Do not defend territories open on two sides
Territories which are open for attack at two sides are not territory. Therefore they should not be defended as such.
Imagine defending first one side of your 'territory', then the other. There will not be many points left inside, and in the meantime your opponent has solidified on the outside and will gain more than your points inside.
(Without , White probably does better to invade. That's why I added it.)
Territories which are open for attack from both sides are in practice those which are based on the fourth line. Remember that stones are there because you chose in the first place to play for influence rather than territory . If such a territory is under attack, you should accept the fact and use your influence either to counter-attack, or to press the invader into a low position.
From a nine-stone game in which I was White. In a position like this Black played and announced 'a nice bit of territory'.
Perhaps isn't so bad, but after there isn't much edge territory to be proud of.
I would have been more impressed if Black had played and first. These have an effect on the corner, threatening a. Black has an open skirt here on the right. Good sense in go means not playing for territory where your opponent can immediately jump into it.
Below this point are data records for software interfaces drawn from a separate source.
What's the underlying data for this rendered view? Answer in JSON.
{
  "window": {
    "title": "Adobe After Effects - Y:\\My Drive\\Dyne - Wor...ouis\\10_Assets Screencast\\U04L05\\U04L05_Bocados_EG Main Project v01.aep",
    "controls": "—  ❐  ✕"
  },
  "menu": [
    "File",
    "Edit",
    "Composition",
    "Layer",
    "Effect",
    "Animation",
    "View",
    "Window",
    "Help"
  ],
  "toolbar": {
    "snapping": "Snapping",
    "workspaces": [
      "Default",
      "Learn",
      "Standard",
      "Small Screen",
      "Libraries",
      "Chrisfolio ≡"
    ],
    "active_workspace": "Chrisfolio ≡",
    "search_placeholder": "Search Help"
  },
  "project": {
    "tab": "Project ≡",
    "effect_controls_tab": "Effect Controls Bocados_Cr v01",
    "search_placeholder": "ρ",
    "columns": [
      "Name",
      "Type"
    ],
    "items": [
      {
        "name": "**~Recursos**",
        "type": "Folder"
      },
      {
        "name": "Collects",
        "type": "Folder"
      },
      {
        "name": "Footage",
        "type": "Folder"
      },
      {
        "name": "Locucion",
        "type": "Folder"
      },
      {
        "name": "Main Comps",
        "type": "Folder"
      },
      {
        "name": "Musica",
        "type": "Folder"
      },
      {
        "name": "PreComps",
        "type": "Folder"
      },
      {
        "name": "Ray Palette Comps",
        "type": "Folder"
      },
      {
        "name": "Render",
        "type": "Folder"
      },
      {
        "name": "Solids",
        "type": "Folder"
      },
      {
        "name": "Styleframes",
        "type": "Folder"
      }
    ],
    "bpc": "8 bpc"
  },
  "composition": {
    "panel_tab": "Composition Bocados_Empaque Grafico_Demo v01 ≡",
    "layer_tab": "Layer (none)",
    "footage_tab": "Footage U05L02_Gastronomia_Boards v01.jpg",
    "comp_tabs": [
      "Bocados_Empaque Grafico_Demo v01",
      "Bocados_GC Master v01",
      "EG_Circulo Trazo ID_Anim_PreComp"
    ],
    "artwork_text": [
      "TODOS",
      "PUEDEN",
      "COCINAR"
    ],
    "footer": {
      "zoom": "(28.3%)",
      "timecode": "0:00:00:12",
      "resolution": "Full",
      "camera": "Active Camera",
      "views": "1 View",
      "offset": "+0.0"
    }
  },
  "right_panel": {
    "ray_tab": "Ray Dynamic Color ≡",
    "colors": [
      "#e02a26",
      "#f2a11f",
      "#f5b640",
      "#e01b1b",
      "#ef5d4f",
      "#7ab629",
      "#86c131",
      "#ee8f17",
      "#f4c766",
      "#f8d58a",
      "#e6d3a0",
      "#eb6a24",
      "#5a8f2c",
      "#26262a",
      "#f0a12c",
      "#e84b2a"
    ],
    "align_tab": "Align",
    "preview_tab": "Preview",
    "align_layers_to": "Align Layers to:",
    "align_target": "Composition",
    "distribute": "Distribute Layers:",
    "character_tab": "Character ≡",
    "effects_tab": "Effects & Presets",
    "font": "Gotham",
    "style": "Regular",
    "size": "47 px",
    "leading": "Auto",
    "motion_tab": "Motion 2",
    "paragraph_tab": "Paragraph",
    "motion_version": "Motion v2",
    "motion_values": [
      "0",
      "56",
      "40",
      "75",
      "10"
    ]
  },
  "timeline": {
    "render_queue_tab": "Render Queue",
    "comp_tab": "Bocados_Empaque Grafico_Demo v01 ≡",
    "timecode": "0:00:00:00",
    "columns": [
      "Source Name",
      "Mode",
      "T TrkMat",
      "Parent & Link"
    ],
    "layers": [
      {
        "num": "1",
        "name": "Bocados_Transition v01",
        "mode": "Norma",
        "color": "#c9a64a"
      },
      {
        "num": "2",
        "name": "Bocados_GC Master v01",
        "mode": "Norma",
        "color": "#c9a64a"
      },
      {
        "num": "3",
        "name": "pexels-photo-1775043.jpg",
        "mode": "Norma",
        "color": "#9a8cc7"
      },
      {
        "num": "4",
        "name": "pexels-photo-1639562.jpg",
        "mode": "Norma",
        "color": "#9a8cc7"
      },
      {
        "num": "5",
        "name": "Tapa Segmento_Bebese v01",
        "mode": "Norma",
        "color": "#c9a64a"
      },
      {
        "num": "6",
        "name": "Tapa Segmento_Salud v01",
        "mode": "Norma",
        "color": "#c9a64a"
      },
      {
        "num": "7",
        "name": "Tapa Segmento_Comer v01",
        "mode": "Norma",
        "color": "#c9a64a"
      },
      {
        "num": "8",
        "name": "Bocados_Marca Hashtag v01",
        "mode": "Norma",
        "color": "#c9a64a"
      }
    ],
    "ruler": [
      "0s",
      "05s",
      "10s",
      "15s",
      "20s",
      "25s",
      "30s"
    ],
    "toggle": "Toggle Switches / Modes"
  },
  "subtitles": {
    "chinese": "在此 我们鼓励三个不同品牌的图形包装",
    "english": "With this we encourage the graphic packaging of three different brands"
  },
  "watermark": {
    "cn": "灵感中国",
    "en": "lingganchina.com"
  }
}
White at is natural to settle the corner. The good feeling for Black now is to play as an attacking play, before coming back to deal with the cutting point at b. Again, Black shouldn't try to complete the territory on one side when White can simply slide in on the other side. White is likely to start the ko with . Black has three ko threats starting at c.
In any case Black is taking aggressive action to deal with the open skirts. This should be much better than trying to complete the open-skirted territory.
aLegendWai(9k? KGS): I have some questions. If "b" is left open and the enemy gets the chance to invade:
1) How could black defend?
2) Roughly how many points does black lose then?
Charles OK, it is reasonable to ask about this sort of position, in which Black has won the ko with , and White has played which is very big.
Firstly, Black should not feel under pressure to make territory near the circled points. A white play there is big, but not very threatening. Black has done well on the left, where there was a potential weak corner, at the cost of points on the right where Black was and is quite thick. This is good strategy for thickness: employ it to make territory somewhere else, and it may still make later points in its own right.
Therefore I say that 'how many points does Black lose after ?' isn't really the right question. Black has gained many points - perhaps 30, on the left. If is played then Black limits what White has achieved. I feel that is like a very large oyose, here.